Your goal: Your response should match the records line for line.

Data supplied:
==*==

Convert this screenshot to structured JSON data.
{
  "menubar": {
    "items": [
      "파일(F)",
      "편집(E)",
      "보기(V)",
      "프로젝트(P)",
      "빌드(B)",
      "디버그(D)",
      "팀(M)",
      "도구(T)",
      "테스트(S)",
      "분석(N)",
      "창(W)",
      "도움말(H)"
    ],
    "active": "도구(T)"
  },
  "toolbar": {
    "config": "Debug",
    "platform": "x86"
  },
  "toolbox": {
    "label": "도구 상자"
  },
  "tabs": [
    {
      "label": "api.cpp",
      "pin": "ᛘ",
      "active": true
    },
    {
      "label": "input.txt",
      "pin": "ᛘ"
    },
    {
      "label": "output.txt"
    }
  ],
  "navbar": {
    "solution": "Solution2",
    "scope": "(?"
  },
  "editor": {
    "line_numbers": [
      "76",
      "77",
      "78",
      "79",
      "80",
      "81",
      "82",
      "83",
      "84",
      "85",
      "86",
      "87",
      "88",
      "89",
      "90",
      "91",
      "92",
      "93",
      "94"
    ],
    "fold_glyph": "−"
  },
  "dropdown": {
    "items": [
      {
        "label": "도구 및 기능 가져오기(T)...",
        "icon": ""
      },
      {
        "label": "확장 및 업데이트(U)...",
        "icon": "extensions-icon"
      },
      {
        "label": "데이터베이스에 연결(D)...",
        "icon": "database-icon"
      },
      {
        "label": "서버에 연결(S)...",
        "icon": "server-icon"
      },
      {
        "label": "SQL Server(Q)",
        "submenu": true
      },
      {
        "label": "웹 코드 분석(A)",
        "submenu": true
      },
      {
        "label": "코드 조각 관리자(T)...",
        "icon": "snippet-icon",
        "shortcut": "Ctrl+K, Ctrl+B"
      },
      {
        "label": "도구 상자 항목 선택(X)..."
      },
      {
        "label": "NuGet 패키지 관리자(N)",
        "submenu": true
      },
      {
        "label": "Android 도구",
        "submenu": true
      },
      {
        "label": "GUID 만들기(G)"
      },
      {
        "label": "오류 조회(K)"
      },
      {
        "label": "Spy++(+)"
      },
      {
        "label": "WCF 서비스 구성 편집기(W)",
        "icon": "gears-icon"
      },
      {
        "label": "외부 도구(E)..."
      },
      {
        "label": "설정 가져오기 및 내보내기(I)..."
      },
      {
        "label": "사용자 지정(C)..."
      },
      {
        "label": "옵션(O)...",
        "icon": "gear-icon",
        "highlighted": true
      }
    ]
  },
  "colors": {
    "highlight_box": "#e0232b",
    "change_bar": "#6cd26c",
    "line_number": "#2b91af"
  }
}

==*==

Completed exercise:
Convert this screenshot to structured JSON data.
{
  "menubar": {
    "items": [
      "파일(F)",
      "편집(E)",
      "보기(V)",
      "프로젝트(P)",
      "빌드(B)",
      "디버그(D)",
      "팀(M)",
      "도구(T)",
      "테스트(S)",
      "분석(N)",
      "창(W)",
      "도움말(H)"
    ],
    "active": "도구(T)"
  },
  "toolbar": {
    "config": "Debug",
    "platform": "x86"
  },
  "toolbox": {
    "label": "도구 상자"
  },
  "tabs": [
    {
      "label": "api.cpp",
      "pin": "ᛘ",
      "active": true
    },
    {
      "label": "input.txt",
      "pin": "ᛘ"
    },
    {
      "label": "output.txt"
    }
  ],
  "navbar": {
    "solution": "Solution2",
    "scope": "(?"
  },
  "editor": {
    "line_numbers": [
      "76",
      "77",
      "78",
      "79",
      "80",
      "81",
      "82",
      "83",
      "84",
      "85",
      "86",
      "87",
      "88",
      "89",
      "90",
      "91",
      "92",
      "93",
      "94"
    ],
    "fold_glyph": "−"
  },
  "dropdown": {
    "items": [
      {
        "label": "도구 및 기능 가져오기(T)...",
        "icon": ""
      },
      {
        "label": "확장 및 업데이트(U)...",
        "icon": "extensions-icon"
      },
      {
        "label": "데이터베이스에 연결(D)...",
        "icon": "database-icon"
      },
      {
        "label": "서버에 연결(S)...",
        "icon": "server-icon"
      },
      {
        "label": "SQL Server(Q)",
        "submenu": true
      },
      {
        "label": "웹 코드 분석(A)",
        "submenu": true
      },
      {
        "label": "코드 조각 관리자(T)...",
        "icon": "snippet-icon",
        "shortcut": "Ctrl+K, Ctrl+B"
      },
      {
        "label": "도구 상자 항목 선택(X)..."
      },
      {
        "label": "NuGet 패키지 관리자(N)",
        "submenu": true
      },
      {
        "label": "Android 도구",
        "submenu": true
      },
      {
        "label": "GUID 만들기(G)"
      },
      {
        "label": "오류 조회(K)"
      },
      {
        "label": "Spy++(+)"
      },
      {
        "label": "WCF 서비스 구성 편집기(W)",
        "icon": "gears-icon"
      },
      {
        "label": "외부 도구(E)..."
      },
      {
        "label": "설정 가져오기 및 내보내기(I)..."
      },
      {
        "label": "사용자 지정(C)..."
      },
      {
        "label": "옵션(O)...",
        "icon": "gear-icon",
        "highlighted": true
      }
    ]
  },
  "colors": {
    "highlight_box": "#e0232b",
    "change_bar": "#6cd26c",
    "line_number": "#2b91af"
  }
}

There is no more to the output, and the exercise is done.